And Milosevic's regime has once again showed that it won't step down from it `s position without the use of force. But I think that there were more answers to the question "What kind of force" than the one NATO is presenting now.

With calls for an international intervention Albanians have put their hopes in the hands of international institutions. Now when more than half of Kosovo Albanians have fled from Kosovo, and silenced Serbian civil initiatives can't raise their voice through censured media, the responsibility for their future has mainly fallen into the hands of different international institutions.

This sort of responsibility NATO certainly won't and now even can't put aside.

NATO, a military association by definition, has taken a political role as well. Since other institutions are silent, only political consequences of a military action "speak". And NATO spokesman as well. In that way NATO becomes a key actor in Balkan politics.

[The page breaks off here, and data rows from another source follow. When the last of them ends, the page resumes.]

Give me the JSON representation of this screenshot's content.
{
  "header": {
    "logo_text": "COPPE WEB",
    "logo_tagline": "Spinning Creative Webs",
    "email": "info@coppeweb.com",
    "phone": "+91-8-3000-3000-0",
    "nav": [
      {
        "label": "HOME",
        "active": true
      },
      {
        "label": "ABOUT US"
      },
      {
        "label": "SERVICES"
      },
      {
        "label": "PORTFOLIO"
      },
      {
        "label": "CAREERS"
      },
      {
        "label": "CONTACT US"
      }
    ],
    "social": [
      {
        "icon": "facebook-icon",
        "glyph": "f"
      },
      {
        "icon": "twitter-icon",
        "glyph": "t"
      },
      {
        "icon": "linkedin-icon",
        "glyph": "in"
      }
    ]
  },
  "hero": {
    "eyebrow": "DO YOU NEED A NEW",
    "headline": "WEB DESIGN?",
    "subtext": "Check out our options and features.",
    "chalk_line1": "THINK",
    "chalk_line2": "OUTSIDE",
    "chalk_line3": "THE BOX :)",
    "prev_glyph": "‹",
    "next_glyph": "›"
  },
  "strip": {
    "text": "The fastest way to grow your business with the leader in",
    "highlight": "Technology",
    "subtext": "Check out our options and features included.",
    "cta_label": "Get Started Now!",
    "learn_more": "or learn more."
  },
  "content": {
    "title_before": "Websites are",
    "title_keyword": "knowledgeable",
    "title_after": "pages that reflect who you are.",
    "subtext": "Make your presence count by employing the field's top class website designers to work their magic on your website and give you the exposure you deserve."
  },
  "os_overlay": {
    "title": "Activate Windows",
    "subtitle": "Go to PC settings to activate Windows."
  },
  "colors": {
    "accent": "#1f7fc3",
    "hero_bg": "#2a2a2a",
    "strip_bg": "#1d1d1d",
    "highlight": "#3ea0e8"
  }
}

It is not completely clear which political goal was supposed to be accomplished through he bombing. Besides, it is not on NATO to define this goal. It is time for United Nations (the only legitimate world's organization responsible for peace building operations - no matter what we think of their efficiency) to have a say. It is time for Organization for Security and Cooperation in Europe and European Parliament to say something. It is time for European Commission as well. And not with a couple of options what Milosevic should sign. What if he doesn't sign anything?

If NATO has used the war in Bosnian and Herzegovina for it's transformation and according to that it's own mission - UN, OSCE, EP and EC can do that as well. The peace building test can be a challenge which will reshape rusty institutions without which 21st century will be very hard.

Only with the help of international institutions conditions for building human relations and trust can be built. Is war machinery the only thing world can provide?